The town of Dunham may soon join Sherbrooke and Cowansville in instituting a subsidy program to encourage residents to buy reusable personal care products.
The town council tabled a bill to that effect at the Jan. 11 council meeting. The measure, proposed by Coun. Jules Brunelle-Marineau, would set aside a fund to reimburse residents who buy reusable diapers, menstrual products or incontinence products. Council will vote on the final bylaw on Feb. 8.
“The bylaw has arisen from a proposal made by Comité Environnement Dunham about a year ago,” explained Dunham mayor Pierre Janecek, adding that councillors spoke with their counterparts in Cowansville and Bedford to “harmonize…with what is already being done in our neighbouring municipalities.”

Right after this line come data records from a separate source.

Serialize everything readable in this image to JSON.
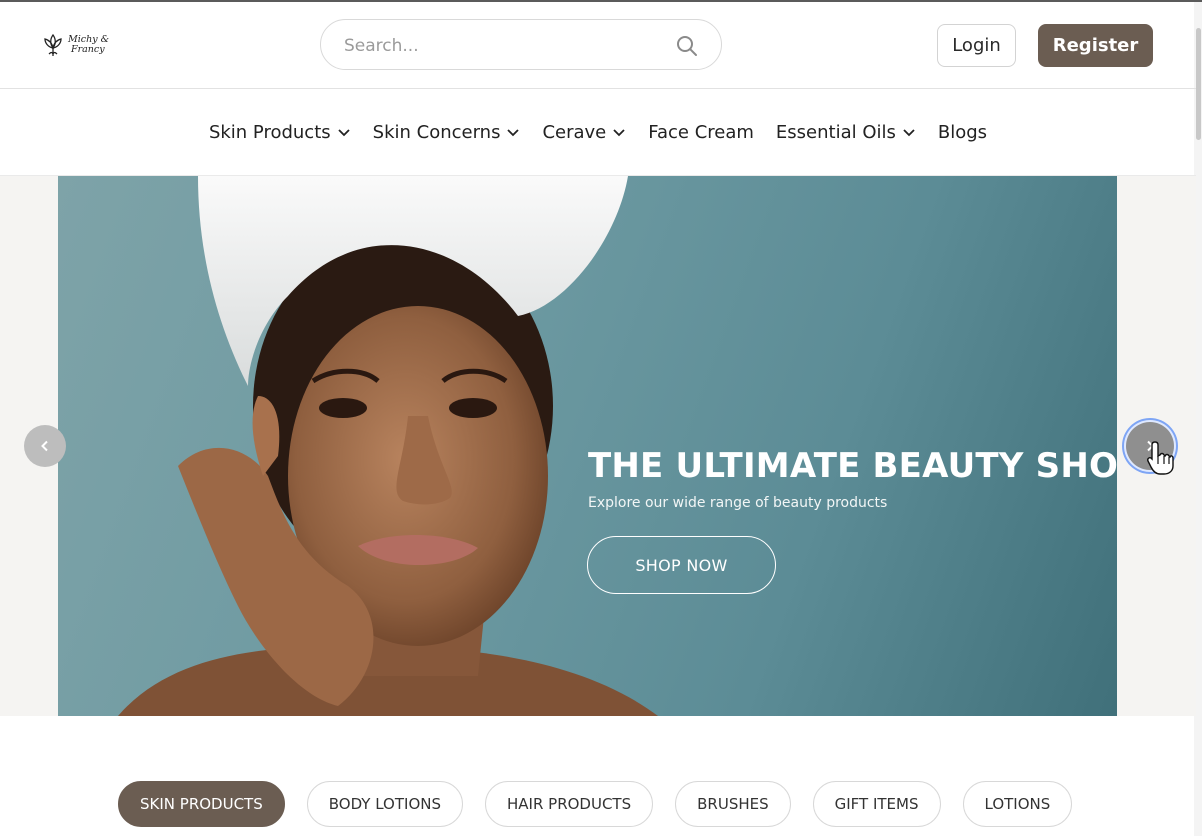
{
  "brand": {
    "name_line1": "Michy &",
    "name_line2": "Francy",
    "logo_icon": "lotus-icon"
  },
  "search": {
    "placeholder": "Search...",
    "value": ""
  },
  "header": {
    "login_label": "Login",
    "register_label": "Register"
  },
  "nav": {
    "items": [
      {
        "label": "Skin Products",
        "has_dropdown": true
      },
      {
        "label": "Skin Concerns",
        "has_dropdown": true
      },
      {
        "label": "Cerave",
        "has_dropdown": true
      },
      {
        "label": "Face Cream",
        "has_dropdown": false
      },
      {
        "label": "Essential Oils",
        "has_dropdown": true
      },
      {
        "label": "Blogs",
        "has_dropdown": false
      }
    ]
  },
  "hero": {
    "title": "THE ULTIMATE BEAUTY SHOP",
    "subtitle": "Explore our wide range of beauty products",
    "cta_label": "SHOP NOW",
    "prev_icon": "chevron-left-icon",
    "next_icon": "chevron-right-icon"
  },
  "categories": {
    "items": [
      {
        "label": "SKIN PRODUCTS",
        "active": true
      },
      {
        "label": "BODY LOTIONS",
        "active": false
      },
      {
        "label": "HAIR PRODUCTS",
        "active": false
      },
      {
        "label": "BRUSHES",
        "active": false
      },
      {
        "label": "GIFT ITEMS",
        "active": false
      },
      {
        "label": "LOTIONS",
        "active": false
      }
    ]
  },
  "colors": {
    "accent": "#6b5d52",
    "hero_bg": "#6c99a1",
    "page_band": "#f5f4f2"
  }
}
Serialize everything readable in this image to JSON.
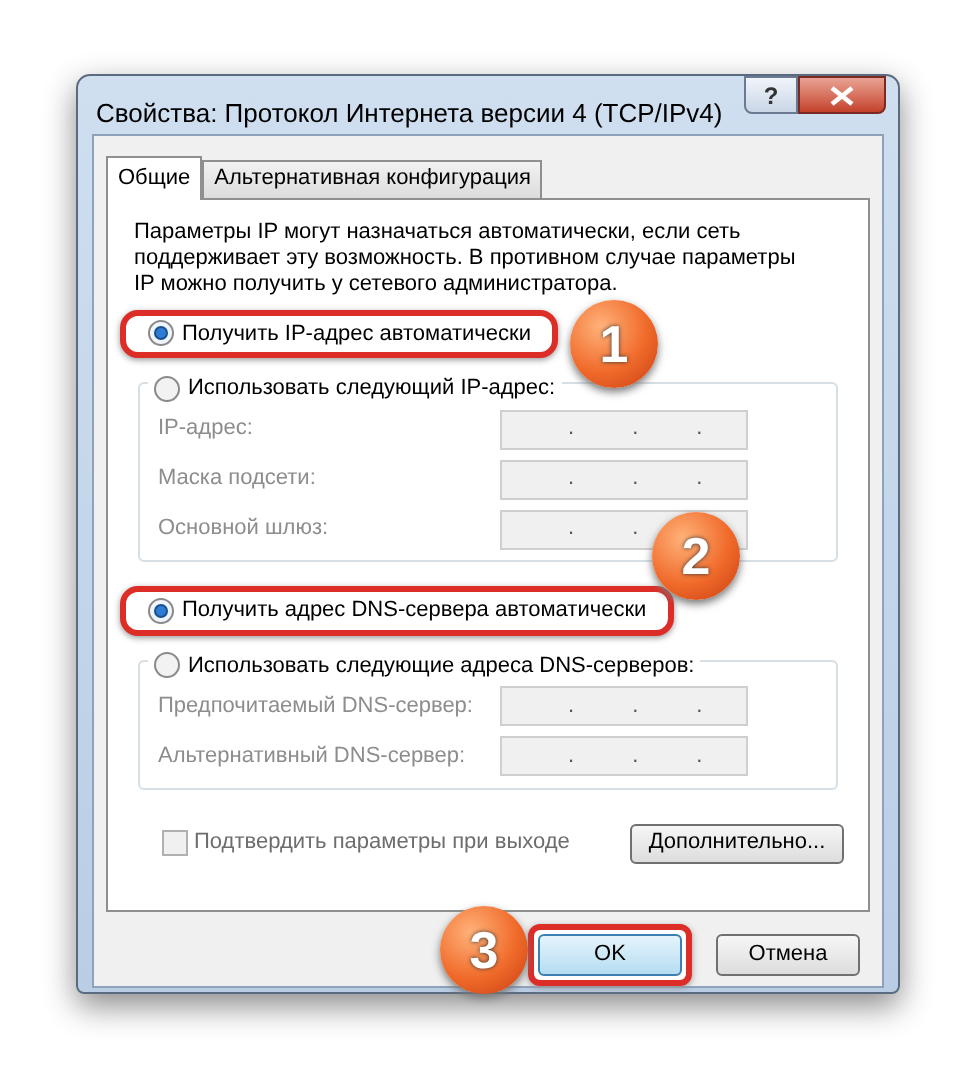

“If the bylaw is adopted, the plan is to provide financial assistance up to 50 per cent of the retail cost of a minimum of 15 new or used reusable diapers, up to a maximum amount of $200 per child aged 2 and under per year, and of up to 50 per cent of the retail cost of reusable incontinence products or feminine hygiene products up to a maximum amount of $200 per adult per year…while the budgetary allocation lasts,” says Janecek. He adds that a resident will be able to request assistance only once per year, and subsidies will be given to eligible applicants on a first-come-first-served basis.
“Citizens won’t be required to sign up for this project, but it…will serve as an incentive for the purchase of reusable products,” says Janecek. “It’s in the public interest to promote sustainable development, to reduce the amount of waste going into landfills and the costs associated with waste removal, and favour reuse and recycling.”
Cowansville and Sherbrooke both launched similar programs last year.
“Sherbrooke City Council wanted to take direct action to reduce the amount of waste going into landfills,,” says Ingrid Dubuc, director of the environment office at the Ville de Sherbrooke. “For example, an average baby will go through 3700 diapers, which ordinarily would go straight into a landfill…and with reusable diapers, you avoid that.” She says the program received 374 admissible requests for subsidies in its first seven months of existence; the cost to the city was $25,000 for the first six months of the project.
In Sherbrooke, applicants need to fill out a form, provide proof of residence and proof of purchase of the products in question, Dubuc explains. Low-income residents are eligible for a 75 per cent subsidy up to a total of $200, and higher-income residents have a ceiling of $150.
“The fact that we’ve had 374 requests in the last year shows the enthusiasm that has built up for this project, and shows that nearly 400 people are ready to take concrete steps toward reducing waste,” says Dubuc. “I would really like to see the amount we spent on that program vis-à-vis the amount that was saved in landfill costs.” The Sherbrooke project has been renewed for 2022.
Dunham town council will debate the proposed bylaw at the Feb. 8 council meeting, which will be broadcast live on the Ville de Dunham Facebook page at 7:30 p.m.. Dunham residents who have questions for council on this or any other issue can email email@example.com prior to the council meeting.